### Entries from a dataset of interfaces
────────

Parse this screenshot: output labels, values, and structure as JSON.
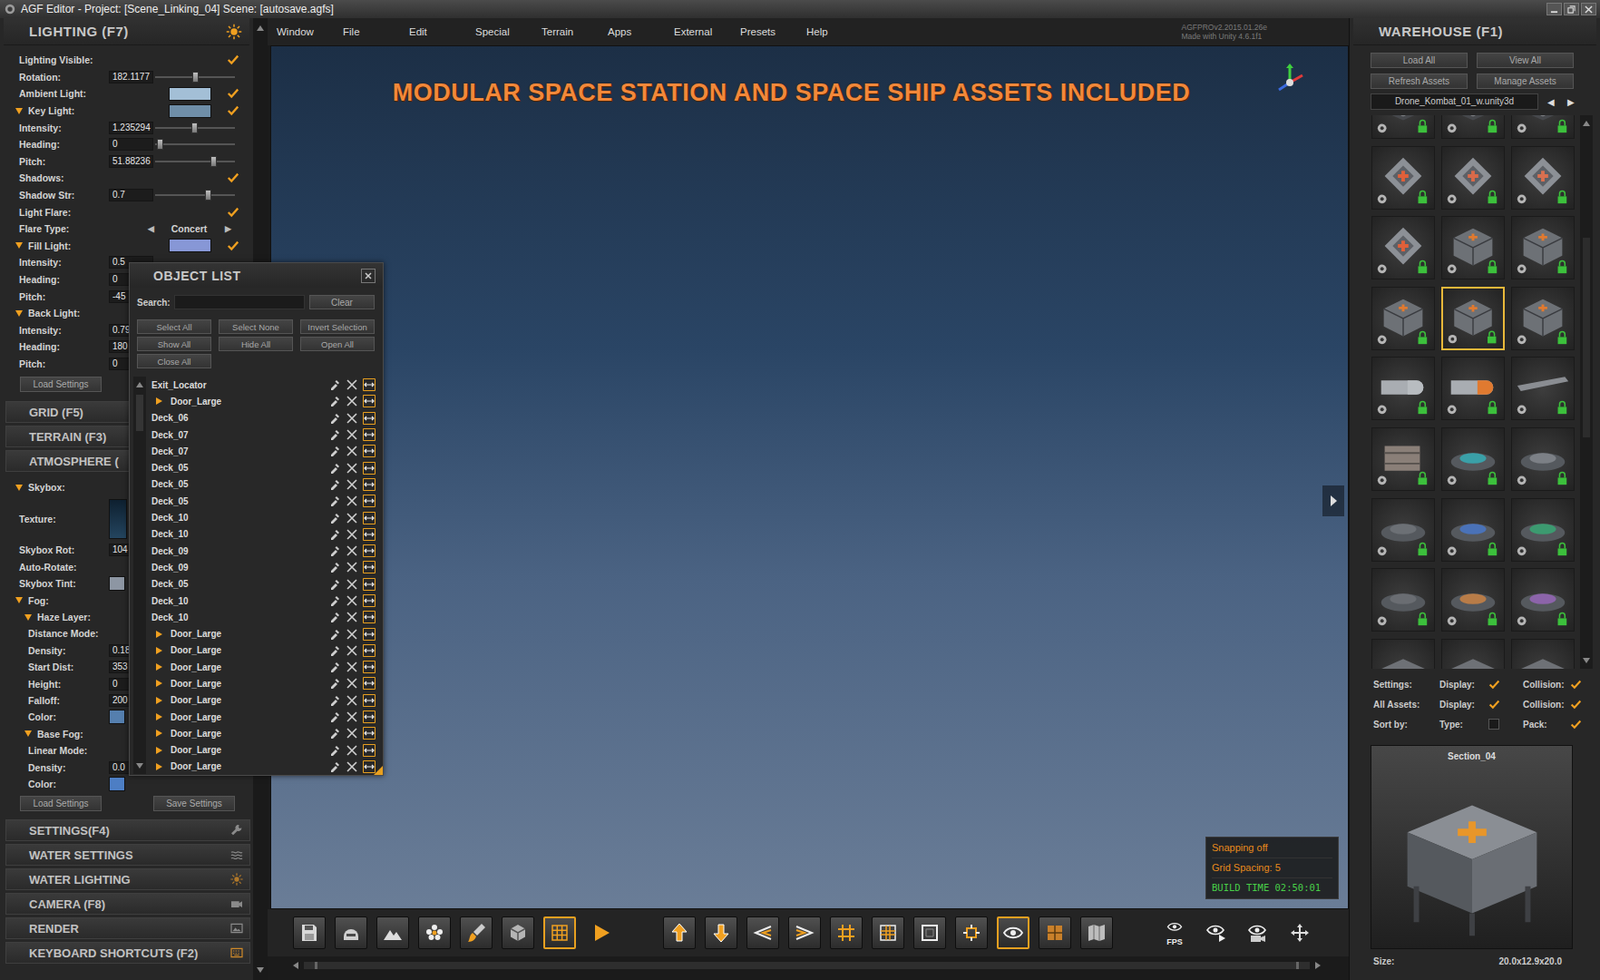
{
  "window": {
    "title": "AGF Editor - Project: [Scene_Linking_04] Scene: [autosave.agfs]"
  },
  "menu": [
    "Window",
    "File",
    "Edit",
    "Special",
    "Terrain",
    "Apps",
    "External",
    "Presets",
    "Help"
  ],
  "version": [
    "AGFPROv2.2015.01.26e",
    "Made with Unity 4.6.1f1"
  ],
  "lighting": {
    "title": "LIGHTING (F7)",
    "button": "Load Settings",
    "rows": [
      {
        "kind": "check",
        "label": "Lighting Visible:",
        "checked": true
      },
      {
        "kind": "slider",
        "label": "Rotation:",
        "value": "182.1177",
        "level": 0.5
      },
      {
        "kind": "color",
        "label": "Ambient Light:",
        "color": "#a3bfd6",
        "checked": true
      },
      {
        "kind": "color",
        "label": "Key Light:",
        "expanded": true,
        "color": "#6f8ea8",
        "checked": true
      },
      {
        "kind": "slider",
        "label": "Intensity:",
        "value": "1.235294",
        "level": 0.49
      },
      {
        "kind": "slider",
        "label": "Heading:",
        "value": "0",
        "level": 0.03
      },
      {
        "kind": "slider",
        "label": "Pitch:",
        "value": "51.88236",
        "level": 0.75
      },
      {
        "kind": "check",
        "label": "Shadows:",
        "checked": true
      },
      {
        "kind": "slider",
        "label": "Shadow Str:",
        "value": "0.7",
        "level": 0.68
      },
      {
        "kind": "check",
        "label": "Light Flare:",
        "checked": true
      },
      {
        "kind": "select",
        "label": "Flare Type:",
        "value": "Concert",
        "prev": "◀",
        "next": "▶"
      },
      {
        "kind": "color",
        "label": "Fill Light:",
        "expanded": true,
        "color": "#8797d6",
        "checked": true
      },
      {
        "kind": "value",
        "label": "Intensity:",
        "value": "0.5"
      },
      {
        "kind": "value",
        "label": "Heading:",
        "value": "0"
      },
      {
        "kind": "value",
        "label": "Pitch:",
        "value": "-45"
      },
      {
        "kind": "header",
        "label": "Back Light:",
        "expanded": true
      },
      {
        "kind": "value",
        "label": "Intensity:",
        "value": "0.79"
      },
      {
        "kind": "value",
        "label": "Heading:",
        "value": "180"
      },
      {
        "kind": "value",
        "label": "Pitch:",
        "value": "0"
      }
    ]
  },
  "sections_top": [
    "GRID (F5)",
    "TERRAIN (F3)",
    "ATMOSPHERE ("
  ],
  "atmosphere": {
    "buttons": [
      "Load Settings",
      "Save Settings"
    ],
    "rows": [
      {
        "kind": "header",
        "label": "Skybox:",
        "expanded": true,
        "nested": false
      },
      {
        "kind": "texture",
        "label": "Texture:",
        "nested": false
      },
      {
        "kind": "value",
        "label": "Skybox Rot:",
        "value": "104",
        "nested": false
      },
      {
        "kind": "plain",
        "label": "Auto-Rotate:",
        "nested": false
      },
      {
        "kind": "swatch",
        "label": "Skybox Tint:",
        "color": "#8d96a3",
        "nested": false
      },
      {
        "kind": "header",
        "label": "Fog:",
        "expanded": true,
        "nested": false
      },
      {
        "kind": "header",
        "label": "Haze Layer:",
        "expanded": true,
        "nested": true
      },
      {
        "kind": "plain",
        "label": "Distance Mode:",
        "nested": true
      },
      {
        "kind": "value",
        "label": "Density:",
        "value": "0.18",
        "nested": true
      },
      {
        "kind": "value",
        "label": "Start Dist:",
        "value": "353",
        "nested": true
      },
      {
        "kind": "value",
        "label": "Height:",
        "value": "0",
        "nested": true
      },
      {
        "kind": "value",
        "label": "Falloff:",
        "value": "200",
        "nested": true
      },
      {
        "kind": "swatch",
        "label": "Color:",
        "color": "#557fae",
        "nested": true
      },
      {
        "kind": "header",
        "label": "Base Fog:",
        "expanded": true,
        "nested": true
      },
      {
        "kind": "plain",
        "label": "Linear Mode:",
        "nested": true
      },
      {
        "kind": "value",
        "label": "Density:",
        "value": "0.0",
        "nested": true
      },
      {
        "kind": "swatch",
        "label": "Color:",
        "color": "#4d7ec4",
        "nested": true
      }
    ]
  },
  "sections_bottom": [
    {
      "label": "SETTINGS(F4)",
      "kind": "wrench"
    },
    {
      "label": "WATER SETTINGS",
      "kind": "waves"
    },
    {
      "label": "WATER LIGHTING",
      "kind": "sun-dim"
    },
    {
      "label": "CAMERA (F8)",
      "kind": "camera"
    },
    {
      "label": "RENDER",
      "kind": "image"
    },
    {
      "label": "KEYBOARD SHORTCUTS (F2)",
      "kind": "keyboard"
    }
  ],
  "object_list": {
    "title": "OBJECT LIST",
    "search_label": "Search:",
    "search_value": "",
    "clear": "Clear",
    "buttons": [
      "Select All",
      "Select None",
      "Invert Selection",
      "Show All",
      "Hide All",
      "Open All",
      "Close All"
    ],
    "items": [
      {
        "name": "Exit_Locator",
        "group": false
      },
      {
        "name": "Door_Large",
        "group": true,
        "expanded": false
      },
      {
        "name": "Deck_06",
        "group": false
      },
      {
        "name": "Deck_07",
        "group": false
      },
      {
        "name": "Deck_07",
        "group": false
      },
      {
        "name": "Deck_05",
        "group": false
      },
      {
        "name": "Deck_05",
        "group": false
      },
      {
        "name": "Deck_05",
        "group": false
      },
      {
        "name": "Deck_10",
        "group": false
      },
      {
        "name": "Deck_10",
        "group": false
      },
      {
        "name": "Deck_09",
        "group": false
      },
      {
        "name": "Deck_09",
        "group": false
      },
      {
        "name": "Deck_05",
        "group": false
      },
      {
        "name": "Deck_10",
        "group": false
      },
      {
        "name": "Deck_10",
        "group": false
      },
      {
        "name": "Door_Large",
        "group": true,
        "expanded": false
      },
      {
        "name": "Door_Large",
        "group": true,
        "expanded": false
      },
      {
        "name": "Door_Large",
        "group": true,
        "expanded": false
      },
      {
        "name": "Door_Large",
        "group": true,
        "expanded": false
      },
      {
        "name": "Door_Large",
        "group": true,
        "expanded": false
      },
      {
        "name": "Door_Large",
        "group": true,
        "expanded": false
      },
      {
        "name": "Door_Large",
        "group": true,
        "expanded": false
      },
      {
        "name": "Door_Large",
        "group": true,
        "expanded": false
      },
      {
        "name": "Door_Large",
        "group": true,
        "expanded": false
      }
    ]
  },
  "viewport": {
    "banner": "MODULAR SPACE STATION AND SPACE SHIP ASSETS INCLUDED",
    "status": [
      "Snapping off",
      "Grid Spacing: 5"
    ],
    "build_time": "BUILD TIME 02:50:01"
  },
  "toolbar": [
    {
      "buttons": [
        {
          "kind": "save",
          "selected": false
        },
        {
          "kind": "mesh",
          "selected": false
        },
        {
          "kind": "terrain",
          "selected": false
        },
        {
          "kind": "flower",
          "selected": false
        },
        {
          "kind": "brush",
          "selected": false
        },
        {
          "kind": "cube",
          "selected": false
        },
        {
          "kind": "grid",
          "selected": true
        },
        {
          "kind": "play",
          "selected": false
        }
      ]
    },
    {
      "buttons": [
        {
          "kind": "up",
          "selected": false
        },
        {
          "kind": "down",
          "selected": false
        },
        {
          "kind": "left",
          "selected": false
        },
        {
          "kind": "right",
          "selected": false
        },
        {
          "kind": "hash",
          "selected": false
        },
        {
          "kind": "grid-fine",
          "selected": false
        },
        {
          "kind": "frame",
          "selected": false
        },
        {
          "kind": "snap",
          "selected": false
        },
        {
          "kind": "eye",
          "selected": true
        },
        {
          "kind": "paint",
          "selected": false
        },
        {
          "kind": "map",
          "selected": false
        }
      ]
    },
    {
      "buttons": [
        {
          "kind": "eye-fps",
          "selected": false,
          "label": "FPS"
        },
        {
          "kind": "eye-play",
          "selected": false
        },
        {
          "kind": "eye-cam",
          "selected": false
        },
        {
          "kind": "move",
          "selected": false
        }
      ]
    }
  ],
  "warehouse": {
    "title": "WAREHOUSE (F1)",
    "buttons": [
      "Load All",
      "View All",
      "Refresh Assets",
      "Manage Assets"
    ],
    "pack": "Drone_Kombat_01_w.unity3d",
    "prev": "◀",
    "next": "▶",
    "assets": [
      {
        "kind": "plate",
        "color": "#7a7d82",
        "selected": false
      },
      {
        "kind": "plate",
        "color": "#7a7d82",
        "selected": false
      },
      {
        "kind": "plate",
        "color": "#7a7d82",
        "selected": false
      },
      {
        "kind": "panel",
        "color": "#e0603a",
        "selected": false
      },
      {
        "kind": "panel",
        "color": "#d86a4a",
        "selected": false
      },
      {
        "kind": "panel",
        "color": "#d97050",
        "selected": false
      },
      {
        "kind": "panel",
        "color": "#e0603a",
        "selected": false
      },
      {
        "kind": "module",
        "color": "#e07a30",
        "selected": false
      },
      {
        "kind": "module",
        "color": "#e07a30",
        "selected": false
      },
      {
        "kind": "module",
        "color": "#e07a30",
        "selected": false
      },
      {
        "kind": "module",
        "color": "#e07a30",
        "selected": true
      },
      {
        "kind": "module",
        "color": "#e07a30",
        "selected": false
      },
      {
        "kind": "pod",
        "color": "#b8bcc0",
        "selected": false
      },
      {
        "kind": "pod",
        "color": "#e07a30",
        "selected": false
      },
      {
        "kind": "wedge",
        "color": "#8a8d92",
        "selected": false
      },
      {
        "kind": "crate",
        "color": "#8a7f78",
        "selected": false
      },
      {
        "kind": "disc",
        "color": "#3aa0a8",
        "selected": false
      },
      {
        "kind": "disc",
        "color": "#7c8086",
        "selected": false
      },
      {
        "kind": "disc",
        "color": "#6c7075",
        "selected": false
      },
      {
        "kind": "disc",
        "color": "#4a72b8",
        "selected": false
      },
      {
        "kind": "disc",
        "color": "#3c9a70",
        "selected": false
      },
      {
        "kind": "disc",
        "color": "#6a6d72",
        "selected": false
      },
      {
        "kind": "disc",
        "color": "#b87c48",
        "selected": false
      },
      {
        "kind": "disc",
        "color": "#8c64aa",
        "selected": false
      },
      {
        "kind": "plate",
        "color": "#6e7176",
        "selected": false
      },
      {
        "kind": "plate",
        "color": "#6e7176",
        "selected": false
      },
      {
        "kind": "plate",
        "color": "#6e7176",
        "selected": false
      }
    ],
    "settings": [
      {
        "label": "Settings:",
        "options": [
          {
            "label": "Display:",
            "checked": true
          },
          {
            "label": "Collision:",
            "checked": true
          }
        ]
      },
      {
        "label": "All Assets:",
        "options": [
          {
            "label": "Display:",
            "checked": true
          },
          {
            "label": "Collision:",
            "checked": true
          }
        ]
      },
      {
        "label": "Sort by:",
        "options": [
          {
            "label": "Type:",
            "checked": false
          },
          {
            "label": "Pack:",
            "checked": true
          }
        ]
      }
    ],
    "preview": {
      "title": "Section_04"
    },
    "size_label": "Size:",
    "size": "20.0x12.9x20.0"
  }
}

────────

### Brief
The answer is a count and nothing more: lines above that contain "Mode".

### Solution
2